Like in every large company, once a year I was asked (well, told) to fill my self-evaluation form. I wasn't sure if anyone ever reads it, and felt that it was mostly used as CYA. But I did it anyway, and I filled it to the best of my knowledge. 

After filling in my name and other identifying information, the first field was "strengths." I wrote "innovation, entrepreneurship, strategy, and industry relations" (I represented the company on a few industry boards, such as the Wi-Fi Alliance). So far, so good.

Can you guess what was the name of the next field?

Wrong! It wasn't "weaknesses." It was "areas for improvement."

But instead of listing areas I was weak at (and thus needed improvement?) I listed the same four: "innovation, entrepreneurship, strategy, and industry relations." I completed the form, and believed that would be the last time I see it. 

Wrong again... I was called to the Human Resources office. "You didn't fill this form correctly," I was told, "you filled the same list for both 'strengths' and 'areas for improvement!'" "And what's wrong with that?" I inquired. And the answer: "in 'areas for improvement' you need to list the areas that you are, well, not strong at!"

"You mean 'weaknesses'?" 

We don't like using the word "weakness" here. We are far too politically correct than to use such a derogative, demotivating, humiliating word. 

"You should have used the word 'weaknesses' then!" I insisted. "I know I have weaknesses. Quite a few of them, in fact. If you named this field 'weaknesses', I would tell you what they are. I'm not ashamed of them. But you asked for 'areas for improvement.' I want to improve the areas I'm strong at and become great at them, rather than takes the areas I'm weak at and become mediocre at them."

Which brings us to the two reasons to ignore your weaknesses:

  1. You have a limited amount of time and energy for self-improvement. If you spent your time and energy improving your weaknesses--you will never be more than mediocre. You just can't turn a weakness into a strength.
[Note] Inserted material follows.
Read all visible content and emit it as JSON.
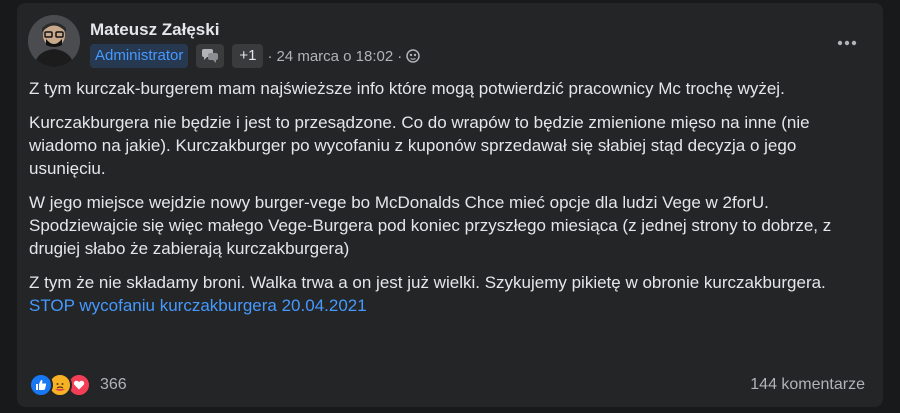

You don't care about it, and certainly not passionate about it (which is why it is a weakness to start with.)
  2. If you spent your time and effort on improving your strengths, you might just reach greatness! You are already passionate, excited, and love your strengths. Otherwise you wouldn't list them as such. 

That was my answer, and I'm sticking to it!